So, yesterday morning I published a lengthy bit of research into Amaruk, PAWGI, and Christopher Fragassi (see “Digging deeper into the Amaruk story: Who is Christopher Fragassi?”). I had been following news reports since CBC first broke the story, and thought the two groups (CBC News and The National Post) who had been giving the subject initial coverage might find it interesting. To that end, I tweeted them a link to my research early yesterday morning. I hoped it might spur them to dig a bit deeper into the story themselves.
— Mathew Adam Block (@captainthin) October 16, 2014
I’m pleasantly surprised to discover that The National Post seems to have taken up the challenge: late yesterday Brian Hutchinson published a new story digging deeper into the background of Christopher Fragassi. The story has a lot of great original research, and benefits from including interviews with people who have actually met Fragassi. Careful readers will also note The National Post story repeats a number of things that I first brought to attention in my own report. Among these things are:
Highlighting Amaruk’s requirement that all prospective employees require PAWGI certification (while noting the suspicious links between the two groups).
- Noting that professional guides began raising questions about PAWGI in an online forum years ago.
- Noting Fragassi’s connection to Sooke, B.C.

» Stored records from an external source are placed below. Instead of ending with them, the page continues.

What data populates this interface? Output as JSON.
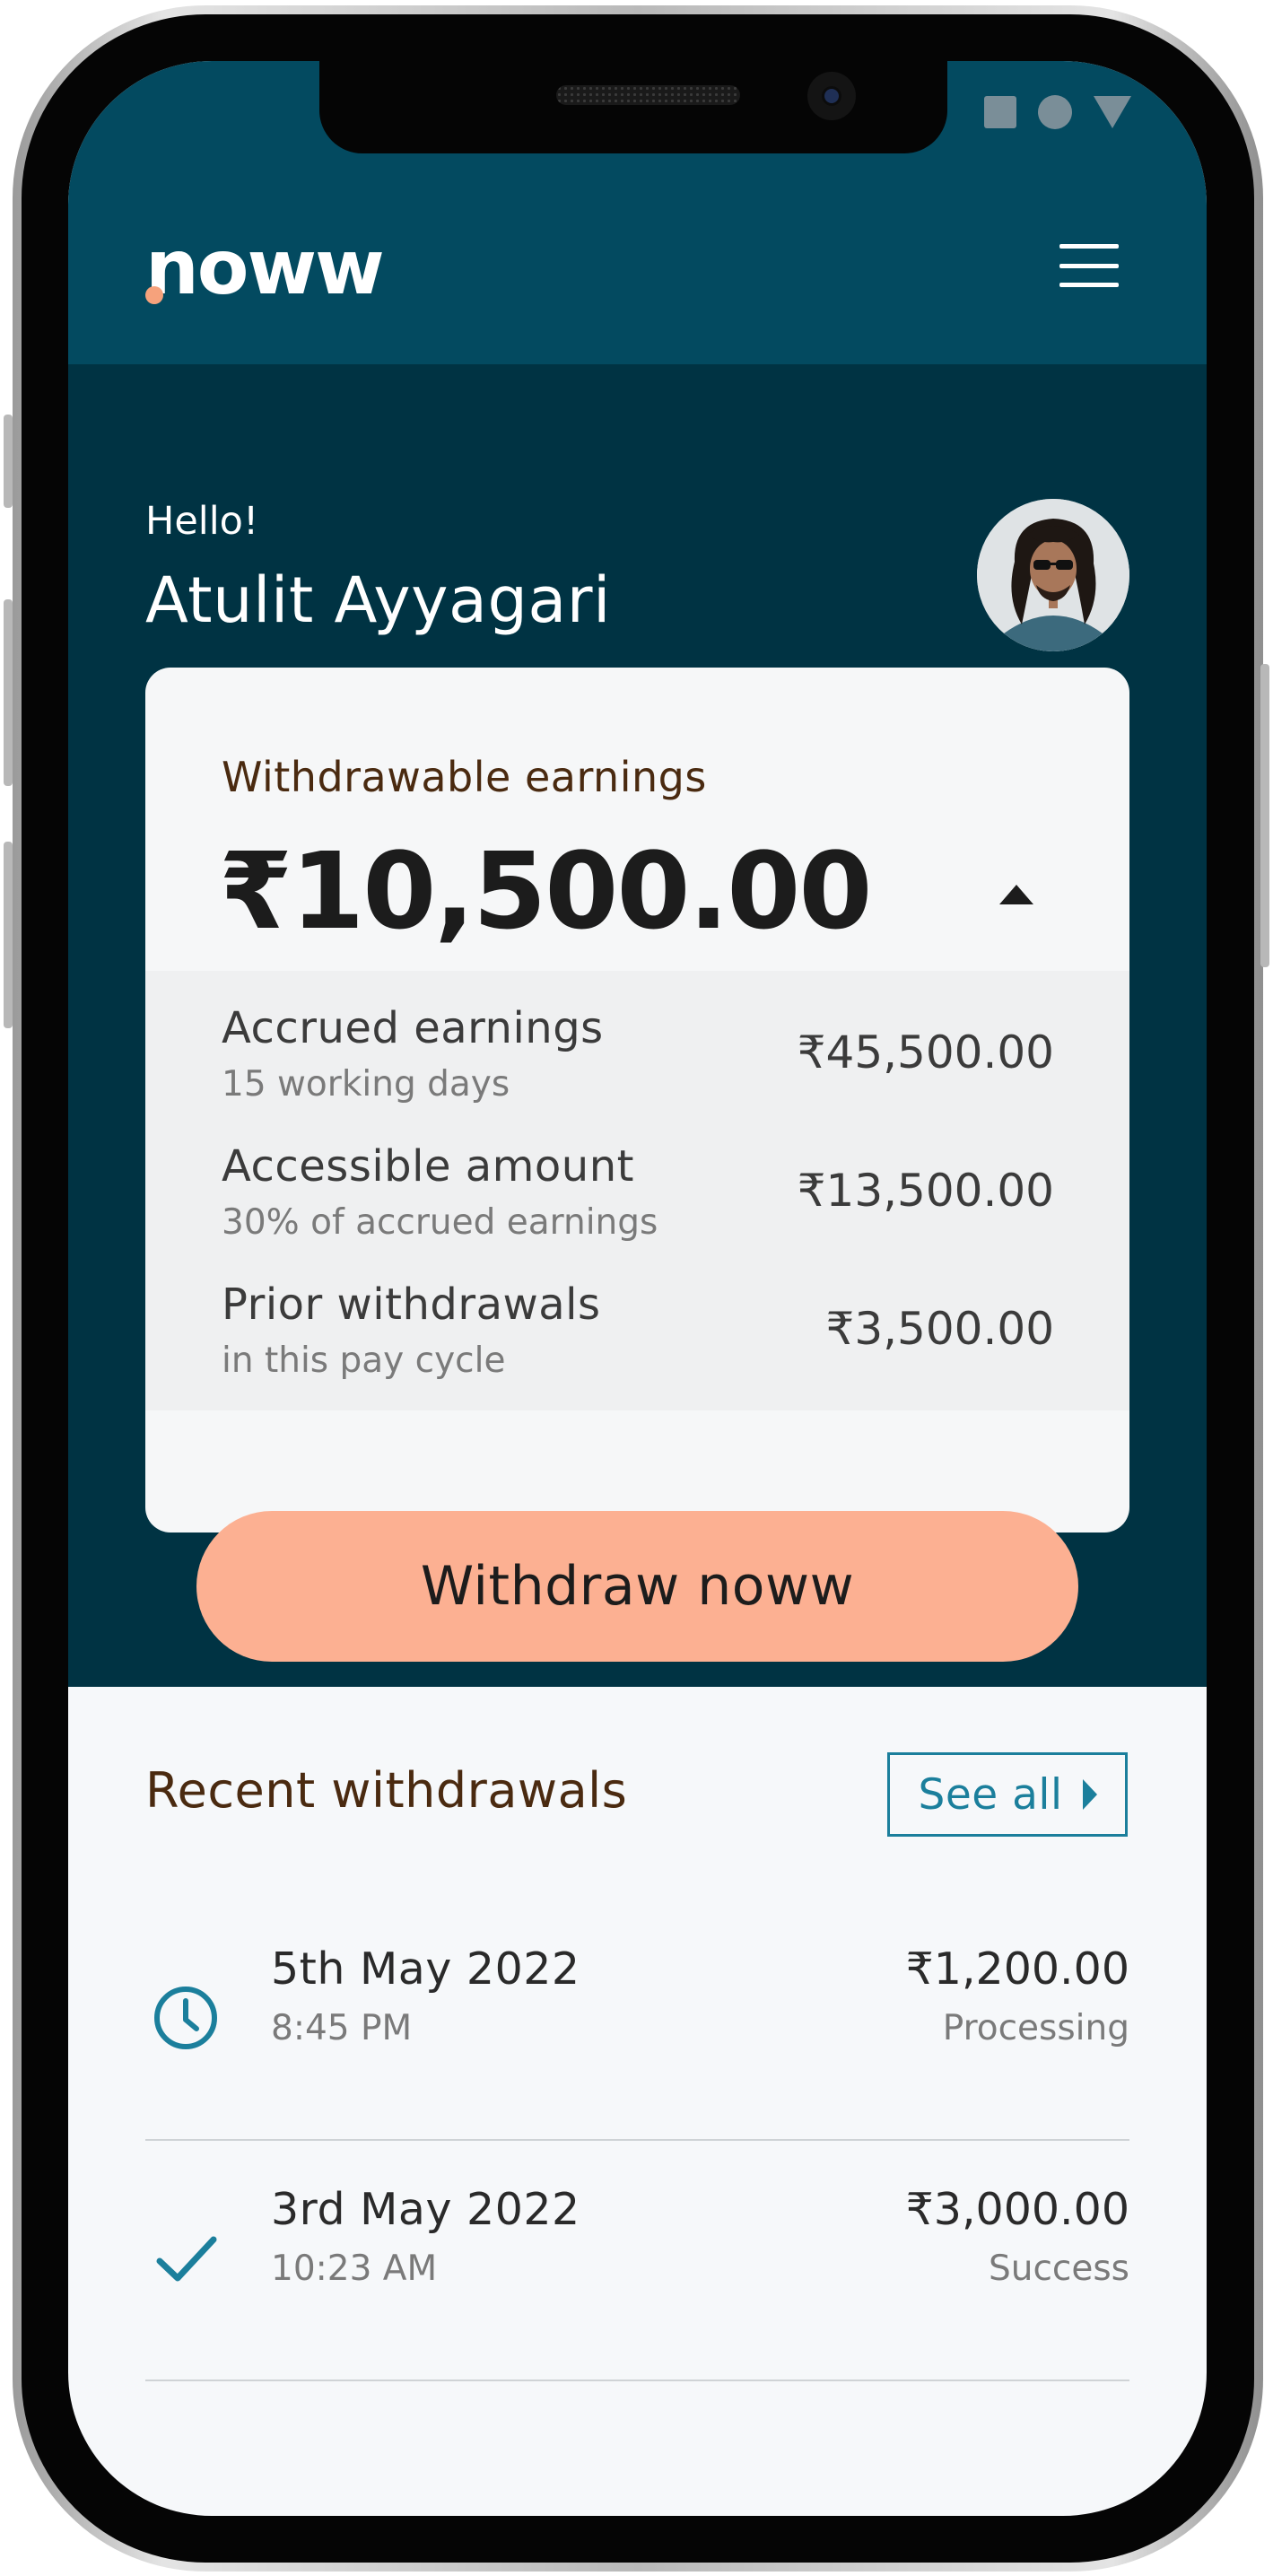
{
  "app": {
    "brand": "noww",
    "colors": {
      "header": "#034a60",
      "hero": "#003343",
      "accent": "#fcb092",
      "link": "#1b7f9c",
      "heading_brown": "#4a2a10"
    }
  },
  "header": {
    "logo_text": "noww",
    "menu_icon": "hamburger-menu-icon"
  },
  "status_bar": {
    "icons": [
      "square-icon",
      "circle-icon",
      "triangle-icon"
    ]
  },
  "greeting": {
    "hello": "Hello!",
    "name": "Atulit Ayyagari"
  },
  "earnings_card": {
    "label": "Withdrawable earnings",
    "amount": "₹10,500.00",
    "toggle_icon": "caret-up-icon",
    "breakdown": [
      {
        "title": "Accrued earnings",
        "subtitle": "15 working days",
        "value": "₹45,500.00"
      },
      {
        "title": "Accessible amount",
        "subtitle": "30% of accrued earnings",
        "value": "₹13,500.00"
      },
      {
        "title": "Prior withdrawals",
        "subtitle": "in this pay cycle",
        "value": "₹3,500.00"
      }
    ],
    "cta_label": "Withdraw noww"
  },
  "recent": {
    "title": "Recent withdrawals",
    "see_all_label": "See all",
    "items": [
      {
        "date": "5th May 2022",
        "time": "8:45 PM",
        "amount": "₹1,200.00",
        "status": "Processing",
        "icon": "clock-icon"
      },
      {
        "date": "3rd May 2022",
        "time": "10:23 AM",
        "amount": "₹3,000.00",
        "status": "Success",
        "icon": "checkmark-icon"
      }
    ]
  }
}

- Noting that Fragassi served as President of the BC Chapter of The Wilderness Society.
- Noting that Fragassi was tapped as a survival expert consultant for Hinterland video games.

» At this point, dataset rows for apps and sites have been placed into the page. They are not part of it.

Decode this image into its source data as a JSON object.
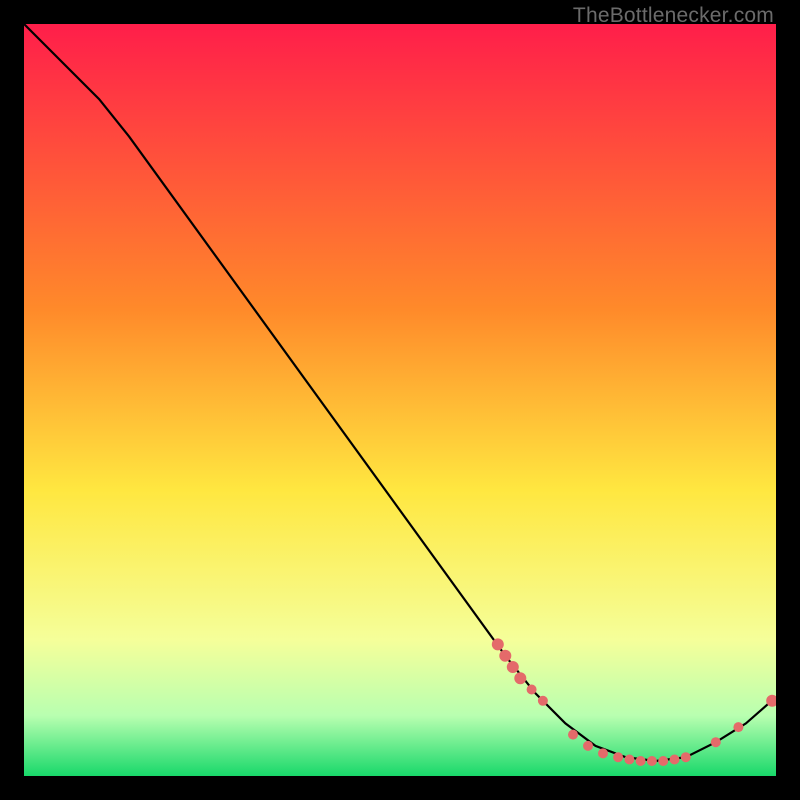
{
  "watermark": "TheBottlenecker.com",
  "colors": {
    "bg": "#000000",
    "line": "#000000",
    "marker": "#e46a6a",
    "grad_top": "#ff1e4a",
    "grad_mid1": "#ff8a2a",
    "grad_mid2": "#ffe740",
    "grad_low1": "#f5ff9a",
    "grad_low2": "#b8ffb0",
    "grad_bottom": "#18d86a"
  },
  "chart_data": {
    "type": "line",
    "title": "",
    "xlabel": "",
    "ylabel": "",
    "xlim": [
      0,
      100
    ],
    "ylim": [
      0,
      100
    ],
    "curve_xy": [
      [
        0,
        100
      ],
      [
        6,
        94
      ],
      [
        10,
        90
      ],
      [
        14,
        85
      ],
      [
        64,
        16
      ],
      [
        68,
        11
      ],
      [
        72,
        7
      ],
      [
        76,
        4
      ],
      [
        80,
        2.5
      ],
      [
        84,
        2
      ],
      [
        88,
        2.5
      ],
      [
        92,
        4.5
      ],
      [
        96,
        7
      ],
      [
        100,
        10.5
      ]
    ],
    "markers_xy": [
      [
        63,
        17.5
      ],
      [
        64,
        16
      ],
      [
        65,
        14.5
      ],
      [
        66,
        13
      ],
      [
        67.5,
        11.5
      ],
      [
        69,
        10
      ],
      [
        73,
        5.5
      ],
      [
        75,
        4
      ],
      [
        77,
        3
      ],
      [
        79,
        2.5
      ],
      [
        80.5,
        2.2
      ],
      [
        82,
        2
      ],
      [
        83.5,
        2
      ],
      [
        85,
        2
      ],
      [
        86.5,
        2.2
      ],
      [
        88,
        2.5
      ],
      [
        92,
        4.5
      ],
      [
        95,
        6.5
      ],
      [
        99.5,
        10
      ]
    ],
    "marker_radius_px": [
      6,
      6,
      6,
      6,
      5,
      5,
      5,
      5,
      5,
      5,
      5,
      5,
      5,
      5,
      5,
      5,
      5,
      5,
      6
    ]
  }
}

While I’m pleased to see The National Post take up the story again, an acknowledgment recognizing the use of my research would have been nice. Granted, it’s certainly possible all The National Post’s research could have been original, but the fact that The National Post published their story about a half-day after I published mine makes the timing rather coincidental—especially since I sent them a link to it earlier in the day. Their most recent story on the subject before last night’s was six days earlier. Still, I’m glad to see more investigative reporting going on regarding Amaruk and Christopher Fragassi, and hope to see more in the future.

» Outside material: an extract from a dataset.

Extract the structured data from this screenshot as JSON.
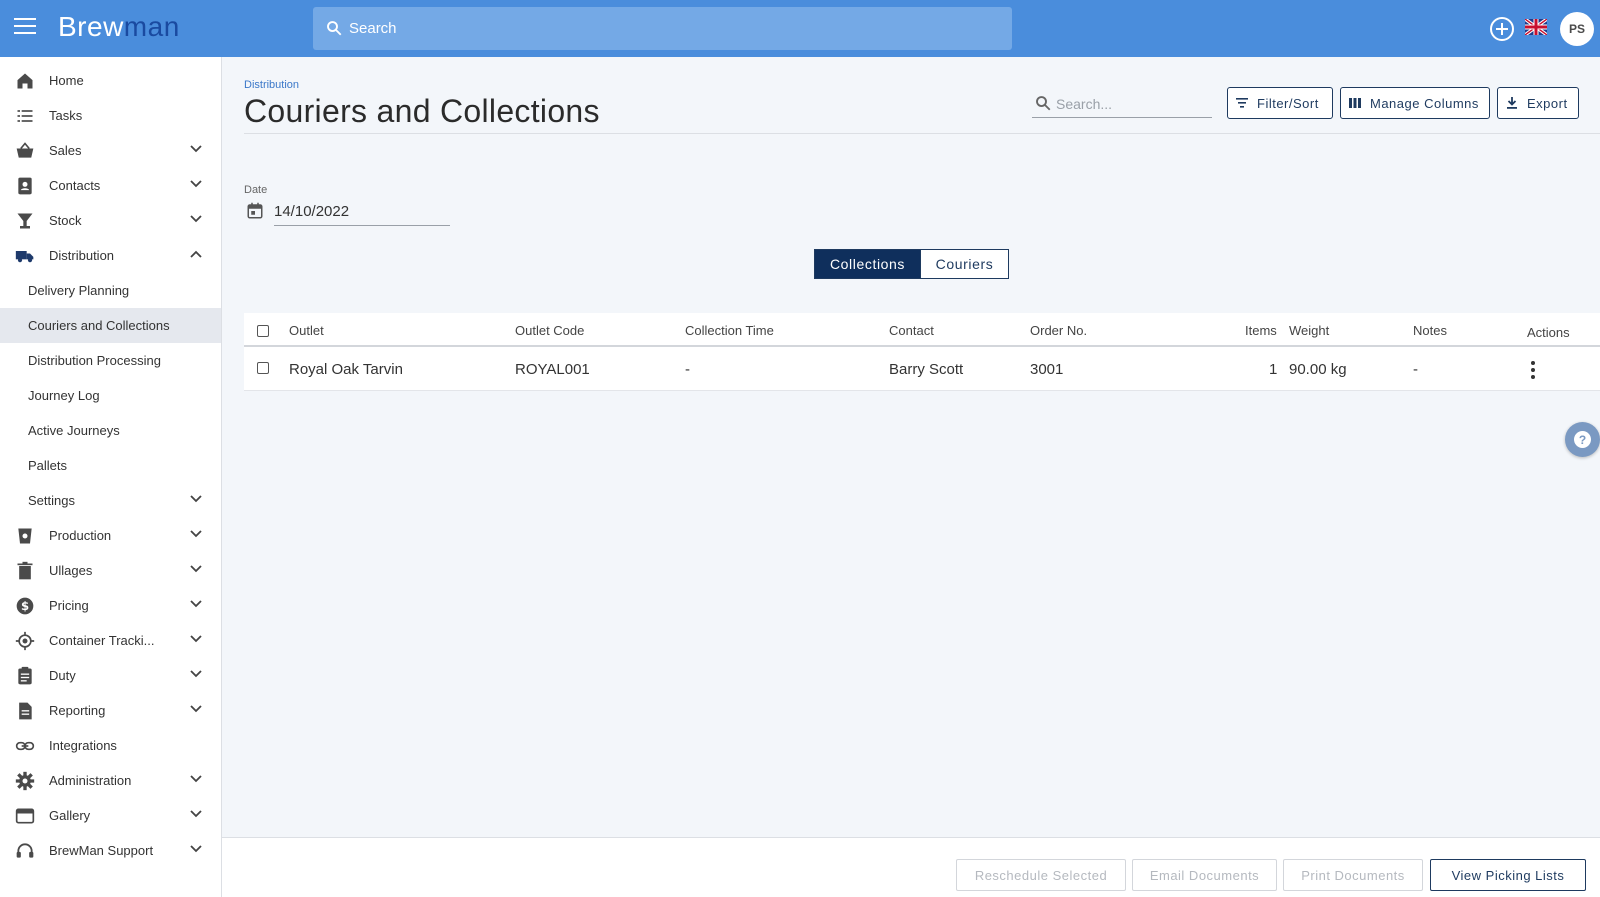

UPDATE: Brian Hutchinson has responded to this post with a tweet, suggesting his story was actually filed on Wednesday afternoon. So while my post would have been published first, his would not have been directly influenced by mine. It may well have been a simple case of coincidence after all.
— Brian Hutchinson (@hutchwriter) October 17, 2014